The U.S. Food and Drug Administration (FDA) has revised its requirements for cochineal extract and carmine, two common colour additives derived from cochineals (Coccoidea), an insect that was already used by the Aztec and Maya peoples to produce dye.

When contained in food or cosmetic products, cochineal extract or carmine will have to be prominently and conspicuously declared in the statement of ingredients listing their respective common or usual name. An example would be: ‘‘Contains carmine as a color additive.’’

The additive, which has been approved by the FDA since 1977 for cosmetics in general including eye area use, is currently labelled as Carmine in the ingredients list of cosmetics placed on the U.S. market. [1] The ingredient will have to be indicated more prominently and conspicuously.

The FDA said this ruling “responds to reports of severe allergic reactions, including anaphylaxis, to cochineal extract-containing food and carmine-containing food and cosmetics”. The new labelling “will allow consumers who are allergic to these colour additives to identify and thus avoid products where they’re contained”, the FDA added.

The new labelling requirement will be effective on January 5, 2011.

The new rule was published in the Federal Register / Vol. 74, No. 2 / Monday, January 5, 2009 :

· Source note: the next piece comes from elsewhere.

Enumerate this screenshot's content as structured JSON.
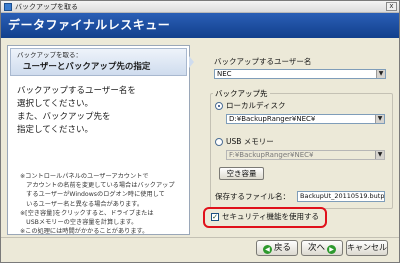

Food, Drug, and Cosmetic Labeling: Cochineal Extract and Carmine Declaration